4. Linear Regression: Formulas, Explanation, and a Use-case
Linear Regression is the supervised Machine Learning model in which the model finds the best fit linear line between the independent and dependent variable i.e. it finds the linear relationship between the dependent and independent variable.
It is used for generating continuous values like the price of the house, income, population, etc
The linear regression analysis is used to predict the value of a variable based on the value of another variable. The variable you want to predict is called the dependent variable. The variable you are using to predict the other variable’s value is called the independent variable.
The formula for linear regression analysis:
Why is it called “linear” regression?
Linear suggests that the relationship between dependent and independent variables can be expressed in a straight line.
- Simple Linear Regression uses a single feature (independent variable) to predict a target (dependent variable) by fitting the best linear relationship.
- Multiple Linear Regression uses more than one feature to predict a target variable by fitting the best linear relationship.
Use-case: How price of commodity changes over time
Let’s understand Linear regression with the help of a use-case:
One interesting application of a linear regression model could be to understand how the price of commodity changes over time. Let’s take a look at orange prices in the US for every year since 1980. The prices are shown in USD for a pound of navel oranges.
There are two columns: Year and Price.

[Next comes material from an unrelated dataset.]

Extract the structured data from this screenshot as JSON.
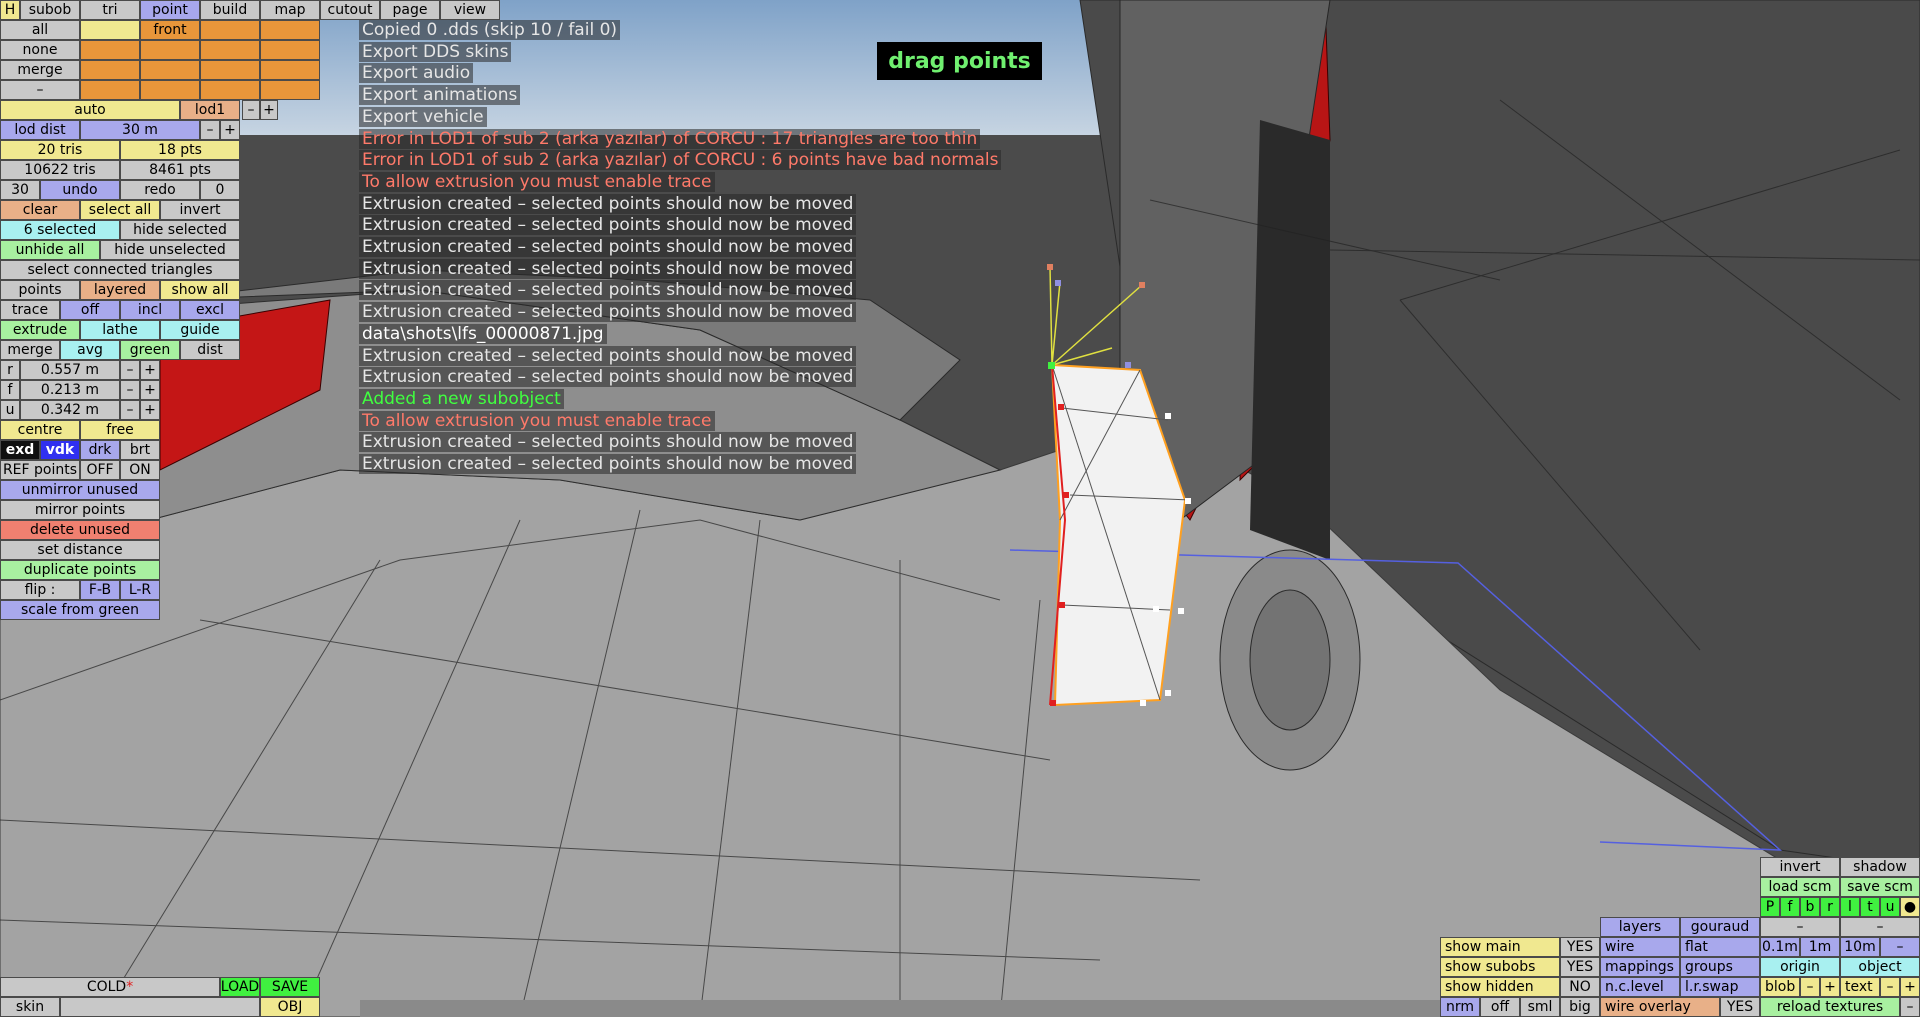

A quick glance tells us that prices have gone up each year, but what is harder to tell, is the precise relationship between Year and Price over the last 40 years. Let’s plot these points on a 2D graph with Year on the X-axis and Price on the Y-axis. As we want to predict the Y variable by looking at just the X variable.

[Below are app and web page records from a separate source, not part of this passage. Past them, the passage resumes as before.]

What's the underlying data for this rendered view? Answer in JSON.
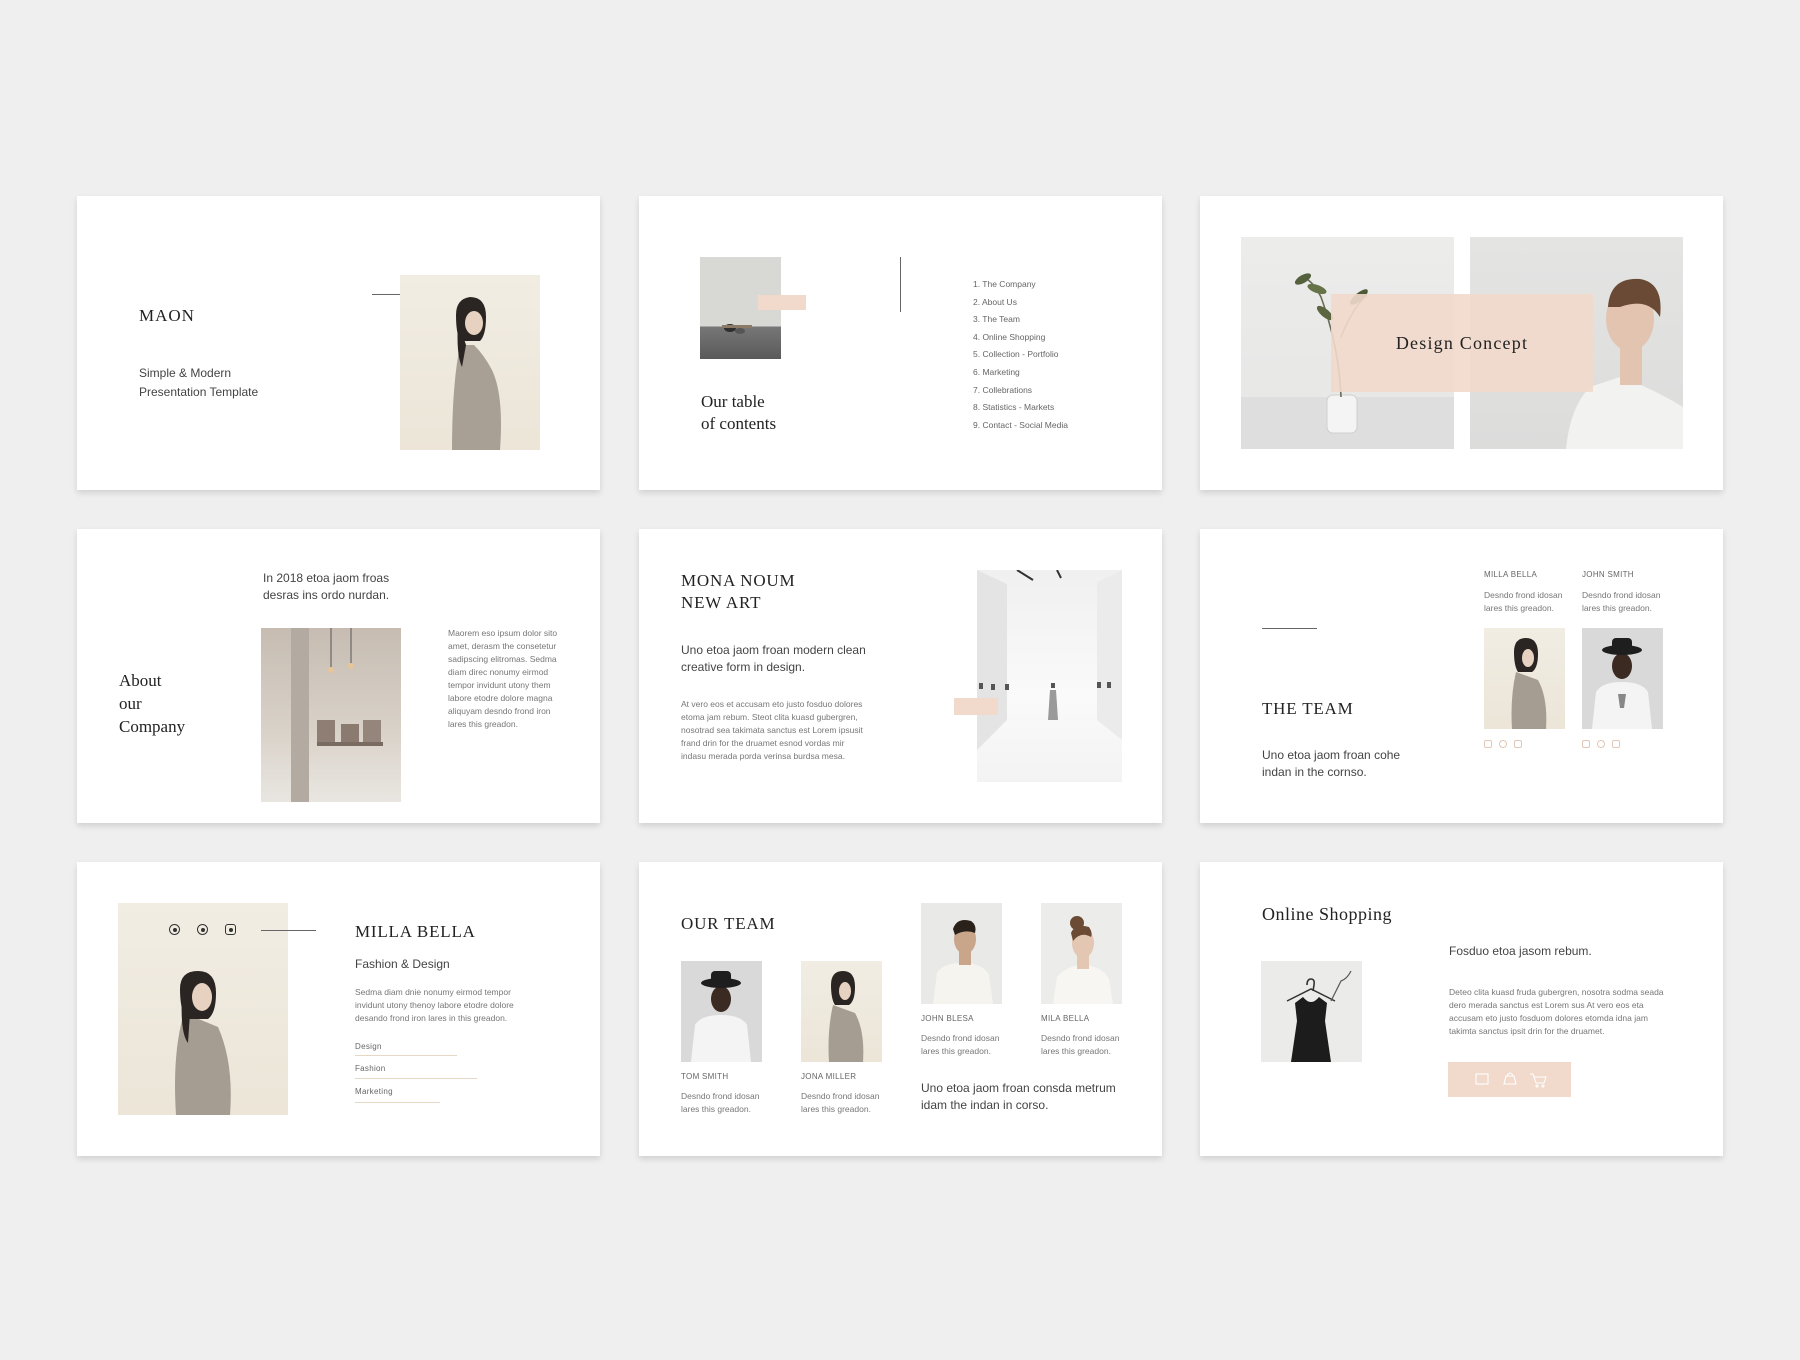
{
  "slides": {
    "s1": {
      "title": "MAON",
      "subtitle_line1": "Simple & Modern",
      "subtitle_line2": "Presentation Template"
    },
    "s2": {
      "title_line1": "Our table",
      "title_line2": "of contents",
      "items": [
        "1. The Company",
        "2. About Us",
        "3. The Team",
        "4. Online Shopping",
        "5. Collection - Portfolio",
        "6. Marketing",
        "7. Collebrations",
        "8. Statistics - Markets",
        "9. Contact - Social Media"
      ]
    },
    "s3": {
      "title": "Design Concept"
    },
    "s4": {
      "title_line1": "About",
      "title_line2": "our",
      "title_line3": "Company",
      "lead_line1": "In 2018 etoa jaom froas",
      "lead_line2": "desras ins ordo nurdan.",
      "body": "Maorem eso ipsum dolor sito amet, derasm the consetetur sadipscing elitromas. Sedma diam direc nonumy eirmod tempor invidunt utony them labore etodre dolore magna aliquyam desndo frond iron lares this greadon."
    },
    "s5": {
      "title_line1": "MONA NOUM",
      "title_line2": "NEW ART",
      "lead": "Uno etoa jaom froan modern clean creative form in design.",
      "body": "At vero eos et accusam eto justo fosduo dolores etoma jam rebum. Steot clita kuasd gubergren, nosotrad sea takimata sanctus est Lorem ipsusit frand drin for the druamet esnod vordas mir indasu merada porda verinsa burdsa mesa."
    },
    "s6": {
      "title": "THE TEAM",
      "lead": "Uno etoa jaom froan cohe indan in the cornso.",
      "members": [
        {
          "name": "MILLA BELLA",
          "desc": "Desndo frond idosan lares this greadon."
        },
        {
          "name": "JOHN SMITH",
          "desc": "Desndo frond idosan lares this greadon."
        }
      ]
    },
    "s7": {
      "title": "MILLA BELLA",
      "subtitle": "Fashion & Design",
      "body": "Sedma diam dnie nonumy eirmod tempor invidunt utony thenoy labore etodre dolore desando frond iron lares in this greadon.",
      "skills": [
        {
          "label": "Design",
          "level": 0.6
        },
        {
          "label": "Fashion",
          "level": 0.72
        },
        {
          "label": "Marketing",
          "level": 0.5
        }
      ]
    },
    "s8": {
      "title": "OUR TEAM",
      "members": [
        {
          "name": "TOM SMITH",
          "desc": "Desndo frond idosan lares this greadon."
        },
        {
          "name": "JONA MILLER",
          "desc": "Desndo frond idosan lares this greadon."
        },
        {
          "name": "JOHN BLESA",
          "desc": "Desndo frond idosan lares this greadon."
        },
        {
          "name": "MILA BELLA",
          "desc": "Desndo frond idosan lares this greadon."
        }
      ],
      "lead": "Uno etoa jaom froan consda metrum idam the indan in corso."
    },
    "s9": {
      "title": "Online Shopping",
      "lead": "Fosduo etoa jasom rebum.",
      "body": "Deteo clita kuasd fruda gubergren, nosotra sodma seada dero merada sanctus est Lorem sus At vero eos eta accusam eto justo fosduom dolores etomda idna jam takimta sanctus ipsit drin for the druamet."
    }
  }
}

The assumption behind linear regression is that the effect of the X variable (Year in this case) is constant over time. That is, the price increase between 1990 and 1991 is the same as the price increase between 2005 and 2006. This is what makes Linear Regression “linear”.
To be clear, in the real world, data is messy and never quite fits a model so cleanly. However, Linear Regression works surprisingly well in many real cases.

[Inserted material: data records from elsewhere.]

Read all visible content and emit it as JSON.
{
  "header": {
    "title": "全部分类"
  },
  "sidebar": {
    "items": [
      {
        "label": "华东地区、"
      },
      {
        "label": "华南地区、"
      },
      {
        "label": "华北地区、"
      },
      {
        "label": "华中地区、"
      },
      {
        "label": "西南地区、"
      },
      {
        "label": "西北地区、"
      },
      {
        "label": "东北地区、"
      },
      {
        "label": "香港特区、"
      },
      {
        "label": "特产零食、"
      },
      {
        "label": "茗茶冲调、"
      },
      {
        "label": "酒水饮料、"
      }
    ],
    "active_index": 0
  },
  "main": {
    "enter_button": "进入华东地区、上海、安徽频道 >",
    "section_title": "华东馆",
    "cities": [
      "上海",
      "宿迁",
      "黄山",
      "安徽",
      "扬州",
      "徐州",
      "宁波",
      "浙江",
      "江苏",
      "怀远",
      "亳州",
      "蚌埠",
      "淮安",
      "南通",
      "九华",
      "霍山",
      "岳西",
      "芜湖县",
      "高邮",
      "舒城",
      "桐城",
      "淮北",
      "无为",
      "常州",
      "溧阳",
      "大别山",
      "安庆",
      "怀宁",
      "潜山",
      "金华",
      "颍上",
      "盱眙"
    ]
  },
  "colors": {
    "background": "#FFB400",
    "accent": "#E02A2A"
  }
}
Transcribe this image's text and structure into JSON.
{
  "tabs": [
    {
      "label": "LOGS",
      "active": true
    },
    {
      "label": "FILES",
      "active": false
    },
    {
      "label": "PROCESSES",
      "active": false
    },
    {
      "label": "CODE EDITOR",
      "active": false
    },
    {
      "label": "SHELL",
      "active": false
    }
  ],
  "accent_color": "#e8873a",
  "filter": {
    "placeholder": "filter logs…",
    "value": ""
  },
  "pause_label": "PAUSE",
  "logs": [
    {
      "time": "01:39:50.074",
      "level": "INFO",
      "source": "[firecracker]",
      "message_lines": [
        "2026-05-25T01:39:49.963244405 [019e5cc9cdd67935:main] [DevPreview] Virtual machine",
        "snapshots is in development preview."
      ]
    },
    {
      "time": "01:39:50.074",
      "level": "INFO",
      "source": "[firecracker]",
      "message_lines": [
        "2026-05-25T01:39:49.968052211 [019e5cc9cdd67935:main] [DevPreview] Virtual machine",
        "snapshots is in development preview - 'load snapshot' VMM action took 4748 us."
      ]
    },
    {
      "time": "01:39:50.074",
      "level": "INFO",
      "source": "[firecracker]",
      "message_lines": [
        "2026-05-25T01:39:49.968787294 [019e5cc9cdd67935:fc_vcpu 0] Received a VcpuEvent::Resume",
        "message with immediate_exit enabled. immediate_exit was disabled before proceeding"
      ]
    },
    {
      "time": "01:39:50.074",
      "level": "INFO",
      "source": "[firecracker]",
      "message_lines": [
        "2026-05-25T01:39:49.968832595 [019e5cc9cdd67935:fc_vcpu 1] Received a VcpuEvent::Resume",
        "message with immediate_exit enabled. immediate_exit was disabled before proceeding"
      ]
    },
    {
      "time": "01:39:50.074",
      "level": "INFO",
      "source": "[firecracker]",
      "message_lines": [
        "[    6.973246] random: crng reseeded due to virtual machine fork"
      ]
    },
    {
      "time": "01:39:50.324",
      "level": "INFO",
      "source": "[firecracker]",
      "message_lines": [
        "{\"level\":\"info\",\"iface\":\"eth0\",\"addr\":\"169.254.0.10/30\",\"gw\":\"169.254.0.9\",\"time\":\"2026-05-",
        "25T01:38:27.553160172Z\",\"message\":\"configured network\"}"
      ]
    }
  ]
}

Our task is now to find a line that passes through all the points in the data that we observe.
There are many different lines that we can fit into this data. The two parameters that we control are the intercept — the point on the Y-axis where the line intersects it, and the slope — how much the line rises upward as you move along the X-axis. Once we have a regression line with defined parameters – slope and intercept, as shown above, We can easily predict the y_hat (target)
How do we choose the right line to model the data?
To find the line of best fit for our data we can calculate the slope (m, ß1 coefficient) and intercept (b, ß0 coefficient). This will give us the equation of a line that will minimize the distance of our predicted values to the mean of our observed values. This collection of resulting distances is referred to as residuals (a.k.a. errors) and can be used to assess the goodness of fit resulting from our regression.
If our points sat along a perfect line then you could just connect any points and you’d get the right line, but because data tends to be “noisy” we’ll have to do something else. The best line is given by a process called “ordinary least squares” or OLS.
This method says that you want to pick the line that minimizes the distance between every point and the line. The distance between a point and the line is called the “error.” So, we want to reduce the total error of our line.
Minimizing the Error
The residuals for our estimated values can be calculated by subtraction from the observed value. In other words; this tells us how far off each estimated value is from the actual observed value. This is represented by the following formula:
Now that we have a line that has the smallest possible error, shown in the figure below, we can predict the prices of oranges in 2020.
All we have to do is find 2020 on the X-axis, then draw a straight line from there to our linear regression line, then draw a straight line from there to the Y-axis, as shown on the right-hand side.
Now that we have a line that has the smallest possible error, we can predict the prices of oranges in 2020. All we have to do is find 2020 on the X-axis, then draw a straight line from there to our linear regression line, then draw a straight line from there to the Y-axis, as shown on the right-hand side.
Now for something cooler! We can use more than just one variable to predict the prices.
Let’s try using two variables: the year and rainfall in the previous year. Now that we’re in 3 dimensions, we’ll put the year on the x-axis, the previous year’s rainfall on the z-axis, and price on the y axis. Now instead of a line, we’ll fit a plane to the data. The logic is still the same. We need a plane that has minimum error between itself and the data points that it needs to model.
To get the prediction all we need to do is find the year 2020 on the X-axis, the 2019 rainfall on the Z-axis, and find the Y reading! That’s it!!
Evaluation metrics for a linear regression model
Evaluation metrics are a measure of how well a model performs and how well it approximates the relationship.
They’re.: MSE, MAE, R-squared, Adjusted R-squared, and RMSE.
Cons: Linear Regression can be very sensitive to outliers. Suppose you have some faulty data where there’s one point that’s way off, then you’re going to get a line that’s tilted towards that point and not really capturing the real model. So, it’s important to make sure that the data is clean and that outliers are removed before running linear regression.
 Evaluation metrics of linear regression: https://www.aionlinecourse.com/tutorial/machine-learning/evaluating-regression-models-performance